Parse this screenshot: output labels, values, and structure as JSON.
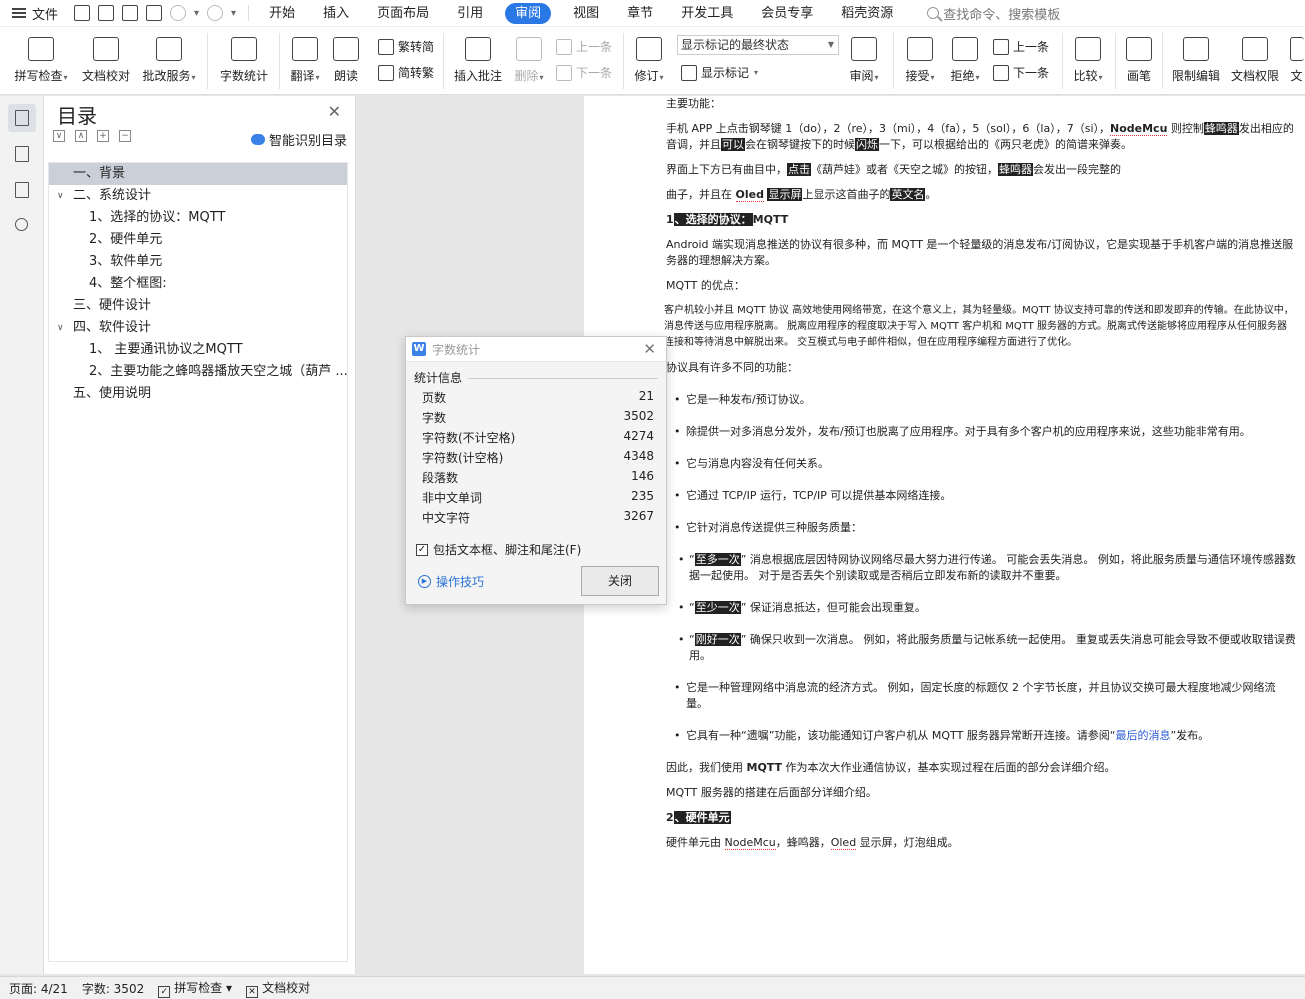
{
  "menubar": {
    "file_label": "文件",
    "tabs": [
      "开始",
      "插入",
      "页面布局",
      "引用",
      "审阅",
      "视图",
      "章节",
      "开发工具",
      "会员专享",
      "稻壳资源"
    ],
    "active_tab": "审阅",
    "search_placeholder": "查找命令、搜索模板"
  },
  "ribbon": {
    "spell_check": "拼写检查",
    "doc_proof": "文档校对",
    "batch_service": "批改服务",
    "word_count": "字数统计",
    "translate": "翻译",
    "read_aloud": "朗读",
    "trad_convert": "繁转简",
    "simp_convert": "简转繁",
    "insert_comment": "插入批注",
    "delete": "删除",
    "prev_comment": "上一条",
    "next_comment": "下一条",
    "revise": "修订",
    "show_markup_select": "显示标记的最终状态",
    "show_markup": "显示标记",
    "review": "审阅",
    "accept": "接受",
    "reject": "拒绝",
    "prev_change": "上一条",
    "next_change": "下一条",
    "compare": "比较",
    "pen": "画笔",
    "restrict_edit": "限制编辑",
    "doc_permission": "文档权限",
    "doc_more": "文"
  },
  "toc": {
    "title": "目录",
    "smart_detect": "智能识别目录",
    "items": [
      {
        "label": "一、背景",
        "level": 0,
        "twisty": "",
        "selected": true
      },
      {
        "label": "二、系统设计",
        "level": 0,
        "twisty": "∨",
        "selected": false
      },
      {
        "label": "1、选择的协议：MQTT",
        "level": 1,
        "twisty": "",
        "selected": false
      },
      {
        "label": "2、硬件单元",
        "level": 1,
        "twisty": "",
        "selected": false
      },
      {
        "label": "3、软件单元",
        "level": 1,
        "twisty": "",
        "selected": false
      },
      {
        "label": "4、整个框图:",
        "level": 1,
        "twisty": "",
        "selected": false
      },
      {
        "label": "三、硬件设计",
        "level": 0,
        "twisty": "",
        "selected": false
      },
      {
        "label": "四、软件设计",
        "level": 0,
        "twisty": "∨",
        "selected": false
      },
      {
        "label": "1、 主要通讯协议之MQTT",
        "level": 1,
        "twisty": "",
        "selected": false
      },
      {
        "label": "2、主要功能之蜂鸣器播放天空之城（葫芦 ...",
        "level": 1,
        "twisty": "",
        "selected": false
      },
      {
        "label": "五、使用说明",
        "level": 0,
        "twisty": "",
        "selected": false
      }
    ]
  },
  "dialog": {
    "title": "字数统计",
    "group_title": "统计信息",
    "stats": [
      {
        "label": "页数",
        "value": "21"
      },
      {
        "label": "字数",
        "value": "3502"
      },
      {
        "label": "字符数(不计空格)",
        "value": "4274"
      },
      {
        "label": "字符数(计空格)",
        "value": "4348"
      },
      {
        "label": "段落数",
        "value": "146"
      },
      {
        "label": "非中文单词",
        "value": "235"
      },
      {
        "label": "中文字符",
        "value": "3267"
      }
    ],
    "include_checkbox": "包括文本框、脚注和尾注(F)",
    "tips_link": "操作技巧",
    "close_button": "关闭"
  },
  "document": {
    "p1": "主要功能：",
    "p2a": "手机 APP 上点击钢琴键 1（do），2（re），3（mi），4（fa），5（sol），6（la），7（si），",
    "p2b": "NodeMcu",
    "p2c": " 则控制",
    "p2d": "蜂鸣器",
    "p2e": "发出相应的音调，并且",
    "p2f": "可以",
    "p2g": "会在钢琴键按下的时候",
    "p2h": "闪烁",
    "p2i": "一下，可以根据给出的《两只老虎》的简谱来弹奏。",
    "p3a": "界面上下方已有曲目中，",
    "p3b": "点击",
    "p3c": "《葫芦娃》或者《天空之城》的按钮，",
    "p3d": "蜂鸣器",
    "p3e": "会发出一段完整的",
    "p4a": "曲子，并且在 ",
    "p4b": "Oled",
    "p4c": " ",
    "p4d": "显示屏",
    "p4e": "上显示这首曲子的",
    "p4f": "英文名",
    "p4g": "。",
    "h1a": "1",
    "h1b": "、选择的协议：",
    "h1c": "MQTT",
    "p5": "Android 端实现消息推送的协议有很多种，而 MQTT 是一个轻量级的消息发布/订阅协议，它是实现基于手机客户端的消息推送服务器的理想解决方案。",
    "p6": "MQTT 的优点：",
    "p7": "客户机较小并且 MQTT 协议 高效地使用网络带宽，在这个意义上，其为轻量级。MQTT 协议支持可靠的传送和即发即弃的传输。在此协议中，消息传送与应用程序脱离。 脱离应用程序的程度取决于写入 MQTT 客户机和 MQTT 服务器的方式。脱离式传送能够将应用程序从任何服务器连接和等待消息中解脱出来。 交互模式与电子邮件相似，但在应用程序编程方面进行了优化。",
    "p8": "协议具有许多不同的功能：",
    "b1": "它是一种发布/预订协议。",
    "b2": "除提供一对多消息分发外，发布/预订也脱离了应用程序。对于具有多个客户机的应用程序来说，这些功能非常有用。",
    "b3": "它与消息内容没有任何关系。",
    "b4": "它通过  TCP/IP  运行，TCP/IP  可以提供基本网络连接。",
    "b5": "它针对消息传送提供三种服务质量：",
    "s1a": "“",
    "s1b": "至多一次",
    "s1c": "” 消息根据底层因特网协议网络尽最大努力进行传递。 可能会丢失消息。 例如，将此服务质量与通信环境传感器数据一起使用。 对于是否丢失个别读取或是否稍后立即发布新的读取并不重要。",
    "s2a": "“",
    "s2b": "至少一次",
    "s2c": "” 保证消息抵达，但可能会出现重复。",
    "s3a": "“",
    "s3b": "刚好一次",
    "s3c": "” 确保只收到一次消息。 例如，将此服务质量与记帐系统一起使用。 重复或丢失消息可能会导致不便或收取错误费用。",
    "b6": "它是一种管理网络中消息流的经济方式。 例如，固定长度的标题仅  2  个字节长度，并且协议交换可最大程度地减少网络流量。",
    "b7a": "它具有一种“遗嘱”功能，该功能通知订户客户机从  MQTT  服务器异常断开连接。请参阅“",
    "b7b": "最后的消息",
    "b7c": "”发布。",
    "p9a": "因此，我们使用 ",
    "p9b": "MQTT",
    "p9c": " 作为本次大作业通信协议，基本实现过程在后面的部分会详细介绍。",
    "p10": "MQTT 服务器的搭建在后面部分详细介绍。",
    "h2a": "2",
    "h2b": "、硬件单元",
    "p11a": "硬件单元由 ",
    "p11b": "NodeMcu",
    "p11c": "，蜂鸣器，",
    "p11d": "Oled",
    "p11e": " 显示屏，灯泡组成。"
  },
  "status": {
    "page": "页面: 4/21",
    "words": "字数: 3502",
    "spell": "拼写检查",
    "proof": "文档校对"
  }
}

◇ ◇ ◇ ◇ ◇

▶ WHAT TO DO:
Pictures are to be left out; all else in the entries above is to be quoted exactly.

▶ RESPONSE:
Parse this screenshot: output labels, values, and structure as JSON.
{
  "menubar": {
    "file_label": "文件",
    "tabs": [
      "开始",
      "插入",
      "页面布局",
      "引用",
      "审阅",
      "视图",
      "章节",
      "开发工具",
      "会员专享",
      "稻壳资源"
    ],
    "active_tab": "审阅",
    "search_placeholder": "查找命令、搜索模板"
  },
  "ribbon": {
    "spell_check": "拼写检查",
    "doc_proof": "文档校对",
    "batch_service": "批改服务",
    "word_count": "字数统计",
    "translate": "翻译",
    "read_aloud": "朗读",
    "trad_convert": "繁转简",
    "simp_convert": "简转繁",
    "insert_comment": "插入批注",
    "delete": "删除",
    "prev_comment": "上一条",
    "next_comment": "下一条",
    "revise": "修订",
    "show_markup_select": "显示标记的最终状态",
    "show_markup": "显示标记",
    "review": "审阅",
    "accept": "接受",
    "reject": "拒绝",
    "prev_change": "上一条",
    "next_change": "下一条",
    "compare": "比较",
    "pen": "画笔",
    "restrict_edit": "限制编辑",
    "doc_permission": "文档权限",
    "doc_more": "文"
  },
  "toc": {
    "title": "目录",
    "smart_detect": "智能识别目录",
    "items": [
      {
        "label": "一、背景",
        "level": 0,
        "twisty": "",
        "selected": true
      },
      {
        "label": "二、系统设计",
        "level": 0,
        "twisty": "∨",
        "selected": false
      },
      {
        "label": "1、选择的协议：MQTT",
        "level": 1,
        "twisty": "",
        "selected": false
      },
      {
        "label": "2、硬件单元",
        "level": 1,
        "twisty": "",
        "selected": false
      },
      {
        "label": "3、软件单元",
        "level": 1,
        "twisty": "",
        "selected": false
      },
      {
        "label": "4、整个框图:",
        "level": 1,
        "twisty": "",
        "selected": false
      },
      {
        "label": "三、硬件设计",
        "level": 0,
        "twisty": "",
        "selected": false
      },
      {
        "label": "四、软件设计",
        "level": 0,
        "twisty": "∨",
        "selected": false
      },
      {
        "label": "1、 主要通讯协议之MQTT",
        "level": 1,
        "twisty": "",
        "selected": false
      },
      {
        "label": "2、主要功能之蜂鸣器播放天空之城（葫芦 ...",
        "level": 1,
        "twisty": "",
        "selected": false
      },
      {
        "label": "五、使用说明",
        "level": 0,
        "twisty": "",
        "selected": false
      }
    ]
  },
  "dialog": {
    "title": "字数统计",
    "group_title": "统计信息",
    "stats": [
      {
        "label": "页数",
        "value": "21"
      },
      {
        "label": "字数",
        "value": "3502"
      },
      {
        "label": "字符数(不计空格)",
        "value": "4274"
      },
      {
        "label": "字符数(计空格)",
        "value": "4348"
      },
      {
        "label": "段落数",
        "value": "146"
      },
      {
        "label": "非中文单词",
        "value": "235"
      },
      {
        "label": "中文字符",
        "value": "3267"
      }
    ],
    "include_checkbox": "包括文本框、脚注和尾注(F)",
    "tips_link": "操作技巧",
    "close_button": "关闭"
  },
  "document": {
    "p1": "主要功能：",
    "p2a": "手机 APP 上点击钢琴键 1（do），2（re），3（mi），4（fa），5（sol），6（la），7（si），",
    "p2b": "NodeMcu",
    "p2c": " 则控制",
    "p2d": "蜂鸣器",
    "p2e": "发出相应的音调，并且",
    "p2f": "可以",
    "p2g": "会在钢琴键按下的时候",
    "p2h": "闪烁",
    "p2i": "一下，可以根据给出的《两只老虎》的简谱来弹奏。",
    "p3a": "界面上下方已有曲目中，",
    "p3b": "点击",
    "p3c": "《葫芦娃》或者《天空之城》的按钮，",
    "p3d": "蜂鸣器",
    "p3e": "会发出一段完整的",
    "p4a": "曲子，并且在 ",
    "p4b": "Oled",
    "p4c": " ",
    "p4d": "显示屏",
    "p4e": "上显示这首曲子的",
    "p4f": "英文名",
    "p4g": "。",
    "h1a": "1",
    "h1b": "、选择的协议：",
    "h1c": "MQTT",
    "p5": "Android 端实现消息推送的协议有很多种，而 MQTT 是一个轻量级的消息发布/订阅协议，它是实现基于手机客户端的消息推送服务器的理想解决方案。",
    "p6": "MQTT 的优点：",
    "p7": "客户机较小并且 MQTT 协议 高效地使用网络带宽，在这个意义上，其为轻量级。MQTT 协议支持可靠的传送和即发即弃的传输。在此协议中，消息传送与应用程序脱离。 脱离应用程序的程度取决于写入 MQTT 客户机和 MQTT 服务器的方式。脱离式传送能够将应用程序从任何服务器连接和等待消息中解脱出来。 交互模式与电子邮件相似，但在应用程序编程方面进行了优化。",
    "p8": "协议具有许多不同的功能：",
    "b1": "它是一种发布/预订协议。",
    "b2": "除提供一对多消息分发外，发布/预订也脱离了应用程序。对于具有多个客户机的应用程序来说，这些功能非常有用。",
    "b3": "它与消息内容没有任何关系。",
    "b4": "它通过  TCP/IP  运行，TCP/IP  可以提供基本网络连接。",
    "b5": "它针对消息传送提供三种服务质量：",
    "s1a": "“",
    "s1b": "至多一次",
    "s1c": "” 消息根据底层因特网协议网络尽最大努力进行传递。 可能会丢失消息。 例如，将此服务质量与通信环境传感器数据一起使用。 对于是否丢失个别读取或是否稍后立即发布新的读取并不重要。",
    "s2a": "“",
    "s2b": "至少一次",
    "s2c": "” 保证消息抵达，但可能会出现重复。",
    "s3a": "“",
    "s3b": "刚好一次",
    "s3c": "” 确保只收到一次消息。 例如，将此服务质量与记帐系统一起使用。 重复或丢失消息可能会导致不便或收取错误费用。",
    "b6": "它是一种管理网络中消息流的经济方式。 例如，固定长度的标题仅  2  个字节长度，并且协议交换可最大程度地减少网络流量。",
    "b7a": "它具有一种“遗嘱”功能，该功能通知订户客户机从  MQTT  服务器异常断开连接。请参阅“",
    "b7b": "最后的消息",
    "b7c": "”发布。",
    "p9a": "因此，我们使用 ",
    "p9b": "MQTT",
    "p9c": " 作为本次大作业通信协议，基本实现过程在后面的部分会详细介绍。",
    "p10": "MQTT 服务器的搭建在后面部分详细介绍。",
    "h2a": "2",
    "h2b": "、硬件单元",
    "p11a": "硬件单元由 ",
    "p11b": "NodeMcu",
    "p11c": "，蜂鸣器，",
    "p11d": "Oled",
    "p11e": " 显示屏，灯泡组成。"
  },
  "status": {
    "page": "页面: 4/21",
    "words": "字数: 3502",
    "spell": "拼写检查",
    "proof": "文档校对"
  }
}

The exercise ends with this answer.